Determine the number of lines in the data below that hold "title"; give nothing but that number.
== RECORDS ==
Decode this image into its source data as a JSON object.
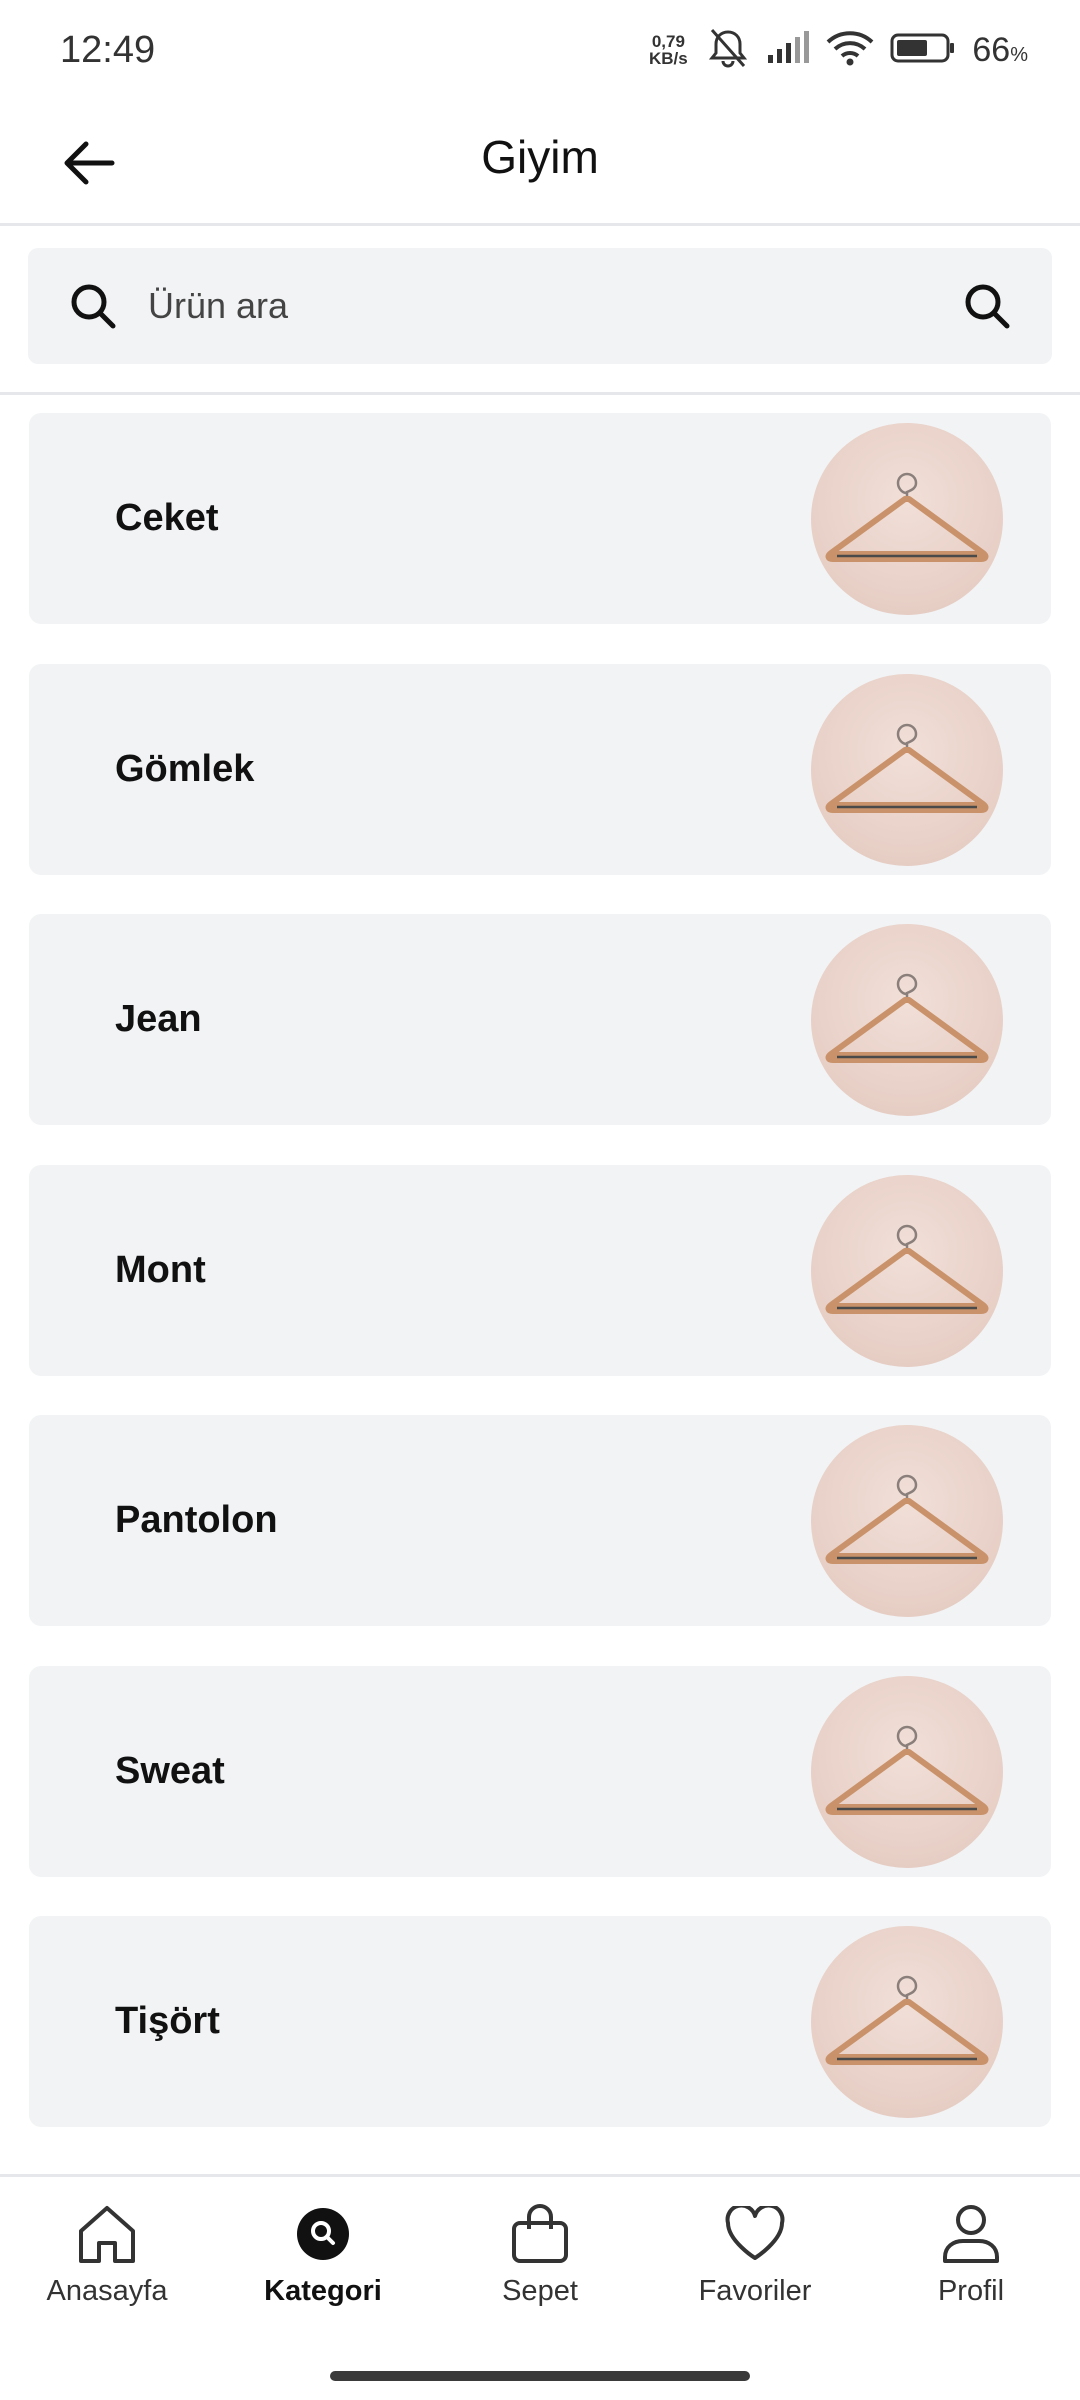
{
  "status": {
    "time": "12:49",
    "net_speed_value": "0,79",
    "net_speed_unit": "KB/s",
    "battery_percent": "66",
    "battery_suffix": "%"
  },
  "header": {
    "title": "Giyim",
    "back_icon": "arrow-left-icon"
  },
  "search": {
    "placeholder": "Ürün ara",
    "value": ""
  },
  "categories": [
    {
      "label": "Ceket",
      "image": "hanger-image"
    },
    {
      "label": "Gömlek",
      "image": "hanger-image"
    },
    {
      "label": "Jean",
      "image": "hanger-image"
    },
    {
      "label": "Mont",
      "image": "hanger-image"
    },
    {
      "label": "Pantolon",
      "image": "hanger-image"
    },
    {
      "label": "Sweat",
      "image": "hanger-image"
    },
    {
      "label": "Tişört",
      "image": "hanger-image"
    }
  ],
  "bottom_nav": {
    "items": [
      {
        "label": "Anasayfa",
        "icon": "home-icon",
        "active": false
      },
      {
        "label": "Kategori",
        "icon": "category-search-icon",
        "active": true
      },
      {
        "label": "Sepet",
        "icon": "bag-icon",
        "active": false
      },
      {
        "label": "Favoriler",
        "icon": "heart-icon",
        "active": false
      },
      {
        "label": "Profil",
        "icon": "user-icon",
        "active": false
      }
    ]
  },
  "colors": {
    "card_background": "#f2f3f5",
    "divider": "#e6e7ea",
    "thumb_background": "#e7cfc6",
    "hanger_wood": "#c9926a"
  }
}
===
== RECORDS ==
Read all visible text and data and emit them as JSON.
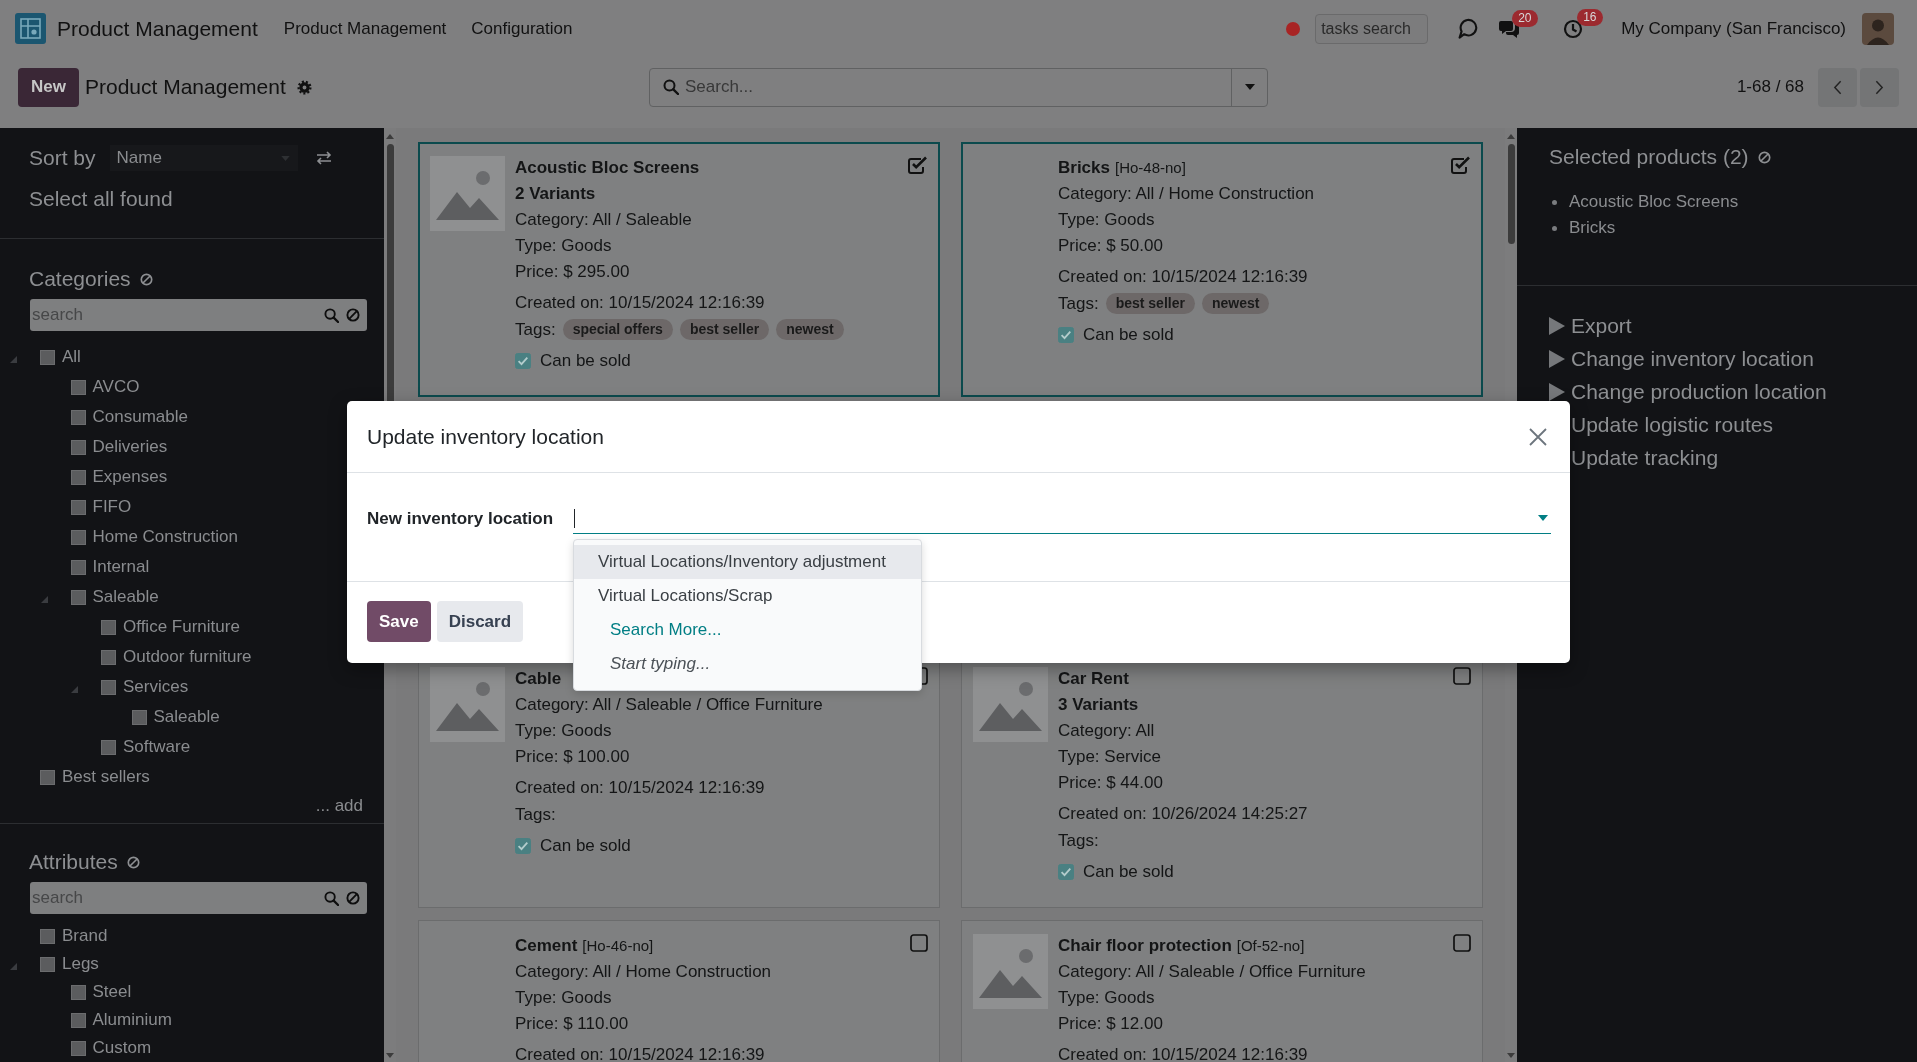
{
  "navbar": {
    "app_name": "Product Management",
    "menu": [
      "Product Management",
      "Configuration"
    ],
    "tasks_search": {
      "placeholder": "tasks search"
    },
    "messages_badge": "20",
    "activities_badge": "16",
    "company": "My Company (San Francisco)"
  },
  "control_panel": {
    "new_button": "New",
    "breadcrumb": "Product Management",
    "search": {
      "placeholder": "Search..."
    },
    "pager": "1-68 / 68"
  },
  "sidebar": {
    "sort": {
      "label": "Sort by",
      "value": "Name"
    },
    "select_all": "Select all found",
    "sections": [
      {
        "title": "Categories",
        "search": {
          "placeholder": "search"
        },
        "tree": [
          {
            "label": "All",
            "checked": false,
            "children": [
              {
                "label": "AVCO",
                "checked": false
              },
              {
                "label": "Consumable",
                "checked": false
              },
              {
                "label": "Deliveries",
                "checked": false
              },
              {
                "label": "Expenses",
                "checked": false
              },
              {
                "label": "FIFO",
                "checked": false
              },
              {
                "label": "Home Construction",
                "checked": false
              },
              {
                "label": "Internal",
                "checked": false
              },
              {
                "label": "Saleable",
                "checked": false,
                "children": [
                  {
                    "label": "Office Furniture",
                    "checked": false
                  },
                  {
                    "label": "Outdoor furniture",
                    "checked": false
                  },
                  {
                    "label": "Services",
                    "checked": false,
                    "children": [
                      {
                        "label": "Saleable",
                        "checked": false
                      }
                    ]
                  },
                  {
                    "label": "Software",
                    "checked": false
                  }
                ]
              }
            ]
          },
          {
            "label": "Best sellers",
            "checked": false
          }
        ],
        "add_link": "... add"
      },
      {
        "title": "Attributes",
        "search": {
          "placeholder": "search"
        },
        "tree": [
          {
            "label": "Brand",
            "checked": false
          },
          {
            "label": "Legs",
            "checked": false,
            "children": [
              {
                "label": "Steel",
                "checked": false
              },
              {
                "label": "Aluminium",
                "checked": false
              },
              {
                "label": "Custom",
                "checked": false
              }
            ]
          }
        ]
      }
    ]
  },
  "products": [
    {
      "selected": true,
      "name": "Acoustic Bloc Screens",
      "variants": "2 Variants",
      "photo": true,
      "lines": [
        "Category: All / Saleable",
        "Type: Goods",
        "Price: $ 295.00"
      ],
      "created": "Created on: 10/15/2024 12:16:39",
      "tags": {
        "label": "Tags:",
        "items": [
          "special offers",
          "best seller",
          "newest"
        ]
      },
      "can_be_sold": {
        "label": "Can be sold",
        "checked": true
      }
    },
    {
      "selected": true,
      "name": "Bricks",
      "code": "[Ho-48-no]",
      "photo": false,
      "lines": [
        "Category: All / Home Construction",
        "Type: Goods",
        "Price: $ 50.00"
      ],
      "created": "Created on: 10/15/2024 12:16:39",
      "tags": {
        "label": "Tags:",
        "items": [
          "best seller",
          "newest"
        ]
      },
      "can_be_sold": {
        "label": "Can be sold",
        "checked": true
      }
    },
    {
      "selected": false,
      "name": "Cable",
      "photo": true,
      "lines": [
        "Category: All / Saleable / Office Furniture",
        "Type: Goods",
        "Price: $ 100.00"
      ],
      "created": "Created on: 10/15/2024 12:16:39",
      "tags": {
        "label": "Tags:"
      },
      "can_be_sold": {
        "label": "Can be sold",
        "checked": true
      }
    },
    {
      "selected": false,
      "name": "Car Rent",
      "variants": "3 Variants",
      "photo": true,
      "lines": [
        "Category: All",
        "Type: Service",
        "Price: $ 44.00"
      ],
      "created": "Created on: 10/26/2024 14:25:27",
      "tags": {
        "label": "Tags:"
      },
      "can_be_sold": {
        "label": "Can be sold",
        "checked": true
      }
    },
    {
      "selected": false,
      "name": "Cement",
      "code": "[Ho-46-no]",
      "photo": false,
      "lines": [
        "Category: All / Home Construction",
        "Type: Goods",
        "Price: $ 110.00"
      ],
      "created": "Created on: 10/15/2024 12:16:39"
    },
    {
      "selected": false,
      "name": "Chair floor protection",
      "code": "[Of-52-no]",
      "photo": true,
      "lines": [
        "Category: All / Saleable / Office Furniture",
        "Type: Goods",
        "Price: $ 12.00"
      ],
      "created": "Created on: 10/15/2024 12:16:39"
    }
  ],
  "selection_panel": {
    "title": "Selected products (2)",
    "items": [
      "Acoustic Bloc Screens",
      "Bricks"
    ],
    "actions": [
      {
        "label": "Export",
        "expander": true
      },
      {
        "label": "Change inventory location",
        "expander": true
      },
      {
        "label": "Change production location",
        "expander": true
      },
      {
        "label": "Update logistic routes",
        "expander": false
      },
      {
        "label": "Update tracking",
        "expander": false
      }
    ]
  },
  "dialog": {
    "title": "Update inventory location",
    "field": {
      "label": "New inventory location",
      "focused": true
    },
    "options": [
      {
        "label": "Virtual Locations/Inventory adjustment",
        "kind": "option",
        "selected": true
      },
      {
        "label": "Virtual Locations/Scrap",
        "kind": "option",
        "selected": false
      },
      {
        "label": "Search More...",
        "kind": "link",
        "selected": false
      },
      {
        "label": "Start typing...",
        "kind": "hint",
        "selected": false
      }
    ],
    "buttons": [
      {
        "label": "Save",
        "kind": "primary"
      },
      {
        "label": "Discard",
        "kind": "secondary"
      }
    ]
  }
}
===
**RESPONSE**
5